Kenyatta visited the Ethiopian capital over the weekend to bolster an African Union-led mediation initiative to end the violence that engulfed the northern Tigray region and spread, provoking widespread fears of overflow into the conflict.
The State Department said Blinken spent 90 minutes with Kenyatta in a session scheduled for just 10 minutes and that the talks were extensive. The exact issues and possible developments were not immediately clear.
“We continue to see atrocities committed, people suffering, and regardless of what we call it, it has to stop and it has to be a responsibility,” Blinken later told reporters. He said he will make a decision on whether the situation in Ethiopia is genocide “after we get all the analysis that goes into looking at the facts.”
Kenya’s cabinet secretary Raychelle Omamo told reporters that “we believe a ceasefire is possible” but “ultimately, these solutions” will come from the Ethiopian people.
In comments to Kenyan civic leaders, Blinken spoke of the importance of fighting a “democratic recession” across the world, including challenges in the United States that show “how delicate our democracy can be.” Kenya faces its own stability in next year’s presidential election.
Blinken aims to accelerate hitherto unsuccessful U.S. diplomatic efforts to resolve the deepening conflicts in Ethiopia and Sudan and counter growing uprisings elsewhere, including Somalia.
Months of Biden administration involvement have made little progress and, instead, the conflict in Ethiopia has escalated between the government of Prime Minister Abiy Ahmed and leaders in the northern Tigray region who once ruled the government.
Tensions that some fear could escalate to mass inter-ethnic killings in Africa’s second most populous country erupted into war last year, with thousands killed, many thousands more detained and millions displaced.
“We need to see people arrested released,” Blinken said.
Shortly after he spoke, the government-created Ethiopian Commission on Human Rights estimated that thousands had been arrested in Addis Ababa, the capital, since the government declared a state of emergency over the escalating war.
The estimate is the largest to date of the arrests taking place as teams of volunteers roam the streets of the capital in search of Tigrayans suspected of supporting the Tigray forces.
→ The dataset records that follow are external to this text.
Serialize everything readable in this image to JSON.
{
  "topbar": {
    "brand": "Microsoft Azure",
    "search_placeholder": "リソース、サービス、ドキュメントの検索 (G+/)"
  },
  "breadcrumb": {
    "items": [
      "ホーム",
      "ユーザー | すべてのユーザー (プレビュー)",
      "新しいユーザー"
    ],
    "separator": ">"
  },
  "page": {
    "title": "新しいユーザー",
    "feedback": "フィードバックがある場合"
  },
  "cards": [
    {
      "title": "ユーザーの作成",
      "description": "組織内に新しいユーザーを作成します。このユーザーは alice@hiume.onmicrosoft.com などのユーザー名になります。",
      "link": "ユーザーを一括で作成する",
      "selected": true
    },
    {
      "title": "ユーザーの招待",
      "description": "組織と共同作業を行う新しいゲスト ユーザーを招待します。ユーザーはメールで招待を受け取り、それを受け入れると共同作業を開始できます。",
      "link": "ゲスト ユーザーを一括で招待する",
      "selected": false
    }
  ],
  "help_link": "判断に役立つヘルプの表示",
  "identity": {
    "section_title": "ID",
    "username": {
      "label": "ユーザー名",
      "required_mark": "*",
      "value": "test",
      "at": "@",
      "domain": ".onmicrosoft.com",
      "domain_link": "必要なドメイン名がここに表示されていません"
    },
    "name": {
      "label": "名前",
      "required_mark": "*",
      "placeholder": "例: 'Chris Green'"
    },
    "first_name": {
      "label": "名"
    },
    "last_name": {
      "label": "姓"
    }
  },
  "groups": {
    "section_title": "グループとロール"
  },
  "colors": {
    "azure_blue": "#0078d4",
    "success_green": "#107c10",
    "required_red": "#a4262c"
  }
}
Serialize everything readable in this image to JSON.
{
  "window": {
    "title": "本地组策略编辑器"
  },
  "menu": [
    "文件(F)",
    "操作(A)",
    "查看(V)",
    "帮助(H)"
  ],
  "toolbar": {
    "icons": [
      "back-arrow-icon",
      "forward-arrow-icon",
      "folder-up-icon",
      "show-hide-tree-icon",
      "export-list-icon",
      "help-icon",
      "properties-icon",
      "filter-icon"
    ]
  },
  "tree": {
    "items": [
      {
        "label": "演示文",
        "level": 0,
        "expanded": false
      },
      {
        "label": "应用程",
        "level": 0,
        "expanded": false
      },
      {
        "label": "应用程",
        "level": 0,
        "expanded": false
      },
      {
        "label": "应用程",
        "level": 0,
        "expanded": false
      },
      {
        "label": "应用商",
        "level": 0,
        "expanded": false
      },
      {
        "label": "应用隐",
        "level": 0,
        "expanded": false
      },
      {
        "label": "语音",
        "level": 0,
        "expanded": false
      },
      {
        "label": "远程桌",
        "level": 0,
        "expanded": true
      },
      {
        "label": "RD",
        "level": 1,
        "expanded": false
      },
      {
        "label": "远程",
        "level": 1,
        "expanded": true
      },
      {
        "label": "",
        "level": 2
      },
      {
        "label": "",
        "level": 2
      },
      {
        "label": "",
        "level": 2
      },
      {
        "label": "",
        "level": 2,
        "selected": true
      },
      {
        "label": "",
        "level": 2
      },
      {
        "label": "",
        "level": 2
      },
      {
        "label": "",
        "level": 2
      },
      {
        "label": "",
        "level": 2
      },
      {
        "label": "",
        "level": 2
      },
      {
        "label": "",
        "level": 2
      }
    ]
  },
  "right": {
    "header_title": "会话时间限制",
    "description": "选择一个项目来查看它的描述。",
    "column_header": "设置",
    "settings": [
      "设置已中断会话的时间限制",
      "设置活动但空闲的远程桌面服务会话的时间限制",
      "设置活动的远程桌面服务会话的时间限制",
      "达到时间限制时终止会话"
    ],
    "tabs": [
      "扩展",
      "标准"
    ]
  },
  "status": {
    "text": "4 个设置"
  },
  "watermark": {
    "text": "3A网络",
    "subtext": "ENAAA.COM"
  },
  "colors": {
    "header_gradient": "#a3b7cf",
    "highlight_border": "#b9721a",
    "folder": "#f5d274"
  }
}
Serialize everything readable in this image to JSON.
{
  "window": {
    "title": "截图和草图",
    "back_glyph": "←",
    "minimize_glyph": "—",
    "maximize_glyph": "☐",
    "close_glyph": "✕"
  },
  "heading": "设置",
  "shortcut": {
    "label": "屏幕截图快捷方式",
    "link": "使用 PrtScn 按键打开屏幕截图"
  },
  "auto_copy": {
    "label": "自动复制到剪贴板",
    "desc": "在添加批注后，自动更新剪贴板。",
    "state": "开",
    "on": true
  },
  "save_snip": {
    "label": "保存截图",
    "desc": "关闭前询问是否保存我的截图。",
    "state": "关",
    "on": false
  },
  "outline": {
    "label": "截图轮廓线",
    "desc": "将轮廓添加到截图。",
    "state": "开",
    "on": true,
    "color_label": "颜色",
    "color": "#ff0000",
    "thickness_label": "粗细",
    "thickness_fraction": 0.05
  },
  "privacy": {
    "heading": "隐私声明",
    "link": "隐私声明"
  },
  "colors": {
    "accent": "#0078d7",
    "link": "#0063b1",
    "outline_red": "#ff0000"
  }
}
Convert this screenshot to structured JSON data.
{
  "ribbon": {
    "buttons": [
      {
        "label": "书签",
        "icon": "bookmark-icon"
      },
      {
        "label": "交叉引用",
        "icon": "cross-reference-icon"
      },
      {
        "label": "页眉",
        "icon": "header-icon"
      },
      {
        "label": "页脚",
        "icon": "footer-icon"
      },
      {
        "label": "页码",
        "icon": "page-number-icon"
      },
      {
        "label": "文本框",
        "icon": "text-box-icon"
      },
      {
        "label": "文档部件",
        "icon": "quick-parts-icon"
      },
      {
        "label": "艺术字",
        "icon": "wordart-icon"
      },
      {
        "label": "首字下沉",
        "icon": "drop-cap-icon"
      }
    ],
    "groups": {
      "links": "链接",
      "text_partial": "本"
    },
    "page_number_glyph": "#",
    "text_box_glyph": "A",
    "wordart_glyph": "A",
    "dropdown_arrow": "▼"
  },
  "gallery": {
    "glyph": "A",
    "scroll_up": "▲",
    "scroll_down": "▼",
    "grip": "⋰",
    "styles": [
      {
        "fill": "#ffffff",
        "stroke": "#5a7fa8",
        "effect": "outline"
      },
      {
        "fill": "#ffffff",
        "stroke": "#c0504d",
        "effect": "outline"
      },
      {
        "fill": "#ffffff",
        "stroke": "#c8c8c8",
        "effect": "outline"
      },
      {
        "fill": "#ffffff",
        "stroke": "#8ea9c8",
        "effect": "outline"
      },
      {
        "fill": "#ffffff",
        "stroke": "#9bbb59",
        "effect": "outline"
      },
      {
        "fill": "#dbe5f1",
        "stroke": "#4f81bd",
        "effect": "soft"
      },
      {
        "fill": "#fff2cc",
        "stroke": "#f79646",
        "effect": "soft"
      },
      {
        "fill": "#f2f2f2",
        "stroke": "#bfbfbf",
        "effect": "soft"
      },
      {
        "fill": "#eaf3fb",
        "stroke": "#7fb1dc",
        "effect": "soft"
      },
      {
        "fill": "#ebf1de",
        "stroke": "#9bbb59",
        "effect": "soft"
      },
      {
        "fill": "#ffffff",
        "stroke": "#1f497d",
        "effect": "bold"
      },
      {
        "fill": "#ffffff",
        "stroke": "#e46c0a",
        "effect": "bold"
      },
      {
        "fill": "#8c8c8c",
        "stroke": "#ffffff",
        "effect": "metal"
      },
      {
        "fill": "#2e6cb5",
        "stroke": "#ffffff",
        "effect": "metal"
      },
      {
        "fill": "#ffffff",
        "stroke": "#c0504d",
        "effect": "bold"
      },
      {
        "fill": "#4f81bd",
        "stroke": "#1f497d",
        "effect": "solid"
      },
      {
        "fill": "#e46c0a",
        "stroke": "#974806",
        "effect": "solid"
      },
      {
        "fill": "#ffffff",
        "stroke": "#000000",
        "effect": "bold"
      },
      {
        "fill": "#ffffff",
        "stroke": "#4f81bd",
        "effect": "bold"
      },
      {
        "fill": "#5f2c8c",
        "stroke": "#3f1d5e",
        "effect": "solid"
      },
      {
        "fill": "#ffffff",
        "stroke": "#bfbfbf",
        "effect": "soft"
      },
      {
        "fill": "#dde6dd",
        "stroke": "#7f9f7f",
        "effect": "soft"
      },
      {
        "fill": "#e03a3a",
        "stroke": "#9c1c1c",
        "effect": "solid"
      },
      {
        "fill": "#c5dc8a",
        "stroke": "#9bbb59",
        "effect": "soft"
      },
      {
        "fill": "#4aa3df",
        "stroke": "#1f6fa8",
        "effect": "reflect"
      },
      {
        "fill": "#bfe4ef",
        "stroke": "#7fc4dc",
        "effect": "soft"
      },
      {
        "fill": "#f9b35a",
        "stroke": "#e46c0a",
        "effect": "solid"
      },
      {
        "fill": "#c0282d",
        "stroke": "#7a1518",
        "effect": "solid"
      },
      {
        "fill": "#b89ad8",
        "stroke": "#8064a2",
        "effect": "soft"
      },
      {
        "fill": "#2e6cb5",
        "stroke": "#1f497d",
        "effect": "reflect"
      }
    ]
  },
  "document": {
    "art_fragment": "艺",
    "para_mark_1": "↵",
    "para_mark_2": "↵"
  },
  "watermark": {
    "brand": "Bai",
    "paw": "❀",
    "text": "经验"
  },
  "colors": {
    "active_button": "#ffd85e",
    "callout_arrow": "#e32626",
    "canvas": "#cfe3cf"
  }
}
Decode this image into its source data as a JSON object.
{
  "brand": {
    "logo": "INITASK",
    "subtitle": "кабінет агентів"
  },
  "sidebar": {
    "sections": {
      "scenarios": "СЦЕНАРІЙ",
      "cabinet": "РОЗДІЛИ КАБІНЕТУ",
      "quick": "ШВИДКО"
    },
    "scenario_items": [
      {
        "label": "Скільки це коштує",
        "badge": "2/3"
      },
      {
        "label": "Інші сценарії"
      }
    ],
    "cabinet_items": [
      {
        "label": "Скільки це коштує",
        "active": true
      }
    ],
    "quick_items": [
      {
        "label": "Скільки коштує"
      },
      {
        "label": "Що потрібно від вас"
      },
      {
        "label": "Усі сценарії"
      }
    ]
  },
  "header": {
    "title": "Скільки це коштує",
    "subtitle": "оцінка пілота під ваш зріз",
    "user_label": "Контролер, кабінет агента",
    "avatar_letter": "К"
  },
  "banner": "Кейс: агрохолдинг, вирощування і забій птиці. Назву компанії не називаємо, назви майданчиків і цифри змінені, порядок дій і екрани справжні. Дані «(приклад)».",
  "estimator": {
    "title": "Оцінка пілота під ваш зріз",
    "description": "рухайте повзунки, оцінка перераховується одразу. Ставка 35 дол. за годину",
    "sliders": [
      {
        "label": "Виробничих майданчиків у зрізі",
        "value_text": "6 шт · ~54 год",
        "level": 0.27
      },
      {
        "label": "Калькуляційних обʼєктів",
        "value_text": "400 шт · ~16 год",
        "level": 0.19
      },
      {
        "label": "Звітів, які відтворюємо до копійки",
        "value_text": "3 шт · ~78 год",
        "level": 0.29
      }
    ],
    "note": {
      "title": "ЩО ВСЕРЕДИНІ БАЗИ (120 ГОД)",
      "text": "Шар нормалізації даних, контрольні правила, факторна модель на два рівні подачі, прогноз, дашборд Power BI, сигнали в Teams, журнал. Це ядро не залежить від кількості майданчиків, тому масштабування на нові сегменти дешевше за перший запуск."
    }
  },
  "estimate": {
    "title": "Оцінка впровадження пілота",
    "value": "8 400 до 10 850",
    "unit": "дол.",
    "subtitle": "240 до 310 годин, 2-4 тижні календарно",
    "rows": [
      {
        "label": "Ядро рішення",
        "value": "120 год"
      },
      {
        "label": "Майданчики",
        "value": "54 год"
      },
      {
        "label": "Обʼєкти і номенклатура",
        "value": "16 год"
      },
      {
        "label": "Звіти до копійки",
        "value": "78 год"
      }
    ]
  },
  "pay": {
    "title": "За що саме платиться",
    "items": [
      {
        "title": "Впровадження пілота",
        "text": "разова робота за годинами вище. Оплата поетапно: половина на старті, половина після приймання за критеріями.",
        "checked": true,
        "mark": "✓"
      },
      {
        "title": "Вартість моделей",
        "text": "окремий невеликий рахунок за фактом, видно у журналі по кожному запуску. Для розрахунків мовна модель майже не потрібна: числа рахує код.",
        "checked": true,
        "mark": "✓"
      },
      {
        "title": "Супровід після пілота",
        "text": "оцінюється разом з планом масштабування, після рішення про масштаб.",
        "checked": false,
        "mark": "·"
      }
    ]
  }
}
Rival Tigray forces are advancing on Addis Ababa amid increasingly dreadful warnings from the United States and others for foreigners to leave.
Hoping that there is still a window of opportunity for a resolution, the United States has moved to sanctions, announcing Ethiopia’s expulsion from a U.S.-African trade pact and imposing punishments on leaders and militants of neighboring Eritrea for intervening in the conflict on Ethiopia’s behalf. Sanctions against Ethiopian officials, including Abiy, a Nobel Peace Prize winner, are possible.
Ethiopia has condemned the sanctions and in Addis Ababa, the headquarters of the African Union, and elsewhere, there is skepticism and hostility to US pressure despite America being the country’s largest aid donor.
As the United States has put pressure on Ethiopia, it has also been confused by developments in Sudan, where a military coup last month toppled a civilian-led government that has taken significant steps to restore long-standing ties with the United States.
Coup leader General Abdel-Fattah Burhan tightened his power last week, reappointing himself as the chairman of a new Sovereign Council. The United States and other Western governments have criticized the move because it removed a joint military-civilian council already in place. The Sudanese generals responded by saying they would appoint a civilian government in the coming days.
The United States countered the coup by suspending $ 700 million in direct financial assistance. Further moves, including a slowdown or reversal of a multi-year rapprochement with the government, could also be in the works.
The highest-ranking U.S. diplomat for Africa, Molly Phee, met on Tuesday with ousted Prime Minister Abdallah Hamdok and Burhan. Burhan said Sudan’s leaders were ready to engage in dialogue with all political forces unconditionally, according to a statement from the newly appointed Sovereign Council.
Blinken said the most important move Sudan could make to begin restoring international confidence would be for Burhan to restore the civilian-led government and Hamdok to his post. “He is a source of legitimacy and it is essential that the transition regains the legitimacy it had before the civilian-led effort was derailed,” he said.
In addition to trying to cool tensions in the region, Blinken’s trip also aims to raise Washington’s profile as a player in regional and international initiatives to restore peace and promote democracy and human rights while competing with China for influence.
That push did not start in Africa. The coronavirus pandemic canceled a scheduled summer visit from Blinken to the mainland. The trip was rescheduled for August, only to be postponed again due to the unrest in Afghanistan that worried Washington.
Despite its importance in the rivalry between the United States and China, Africa has often been overshadowed by more pressing issues in Europe, Asia, the Middle East and Latin America despite massive U.S. contributions of money and vaccines to fight the pandemic and other infectious diseases.
All the while, China has pumped billions into African energy, infrastructure and other projects that Washington believes are destined to take advantage of developing nations. Blinken and Omamo met at a Nairobi hotel in a conference room with a vast view of a still incomplete, China-funded elevated expressway.
Associate journalists Cara Anna in Nairobi and Samy Magdy in Cairo contributed to this report.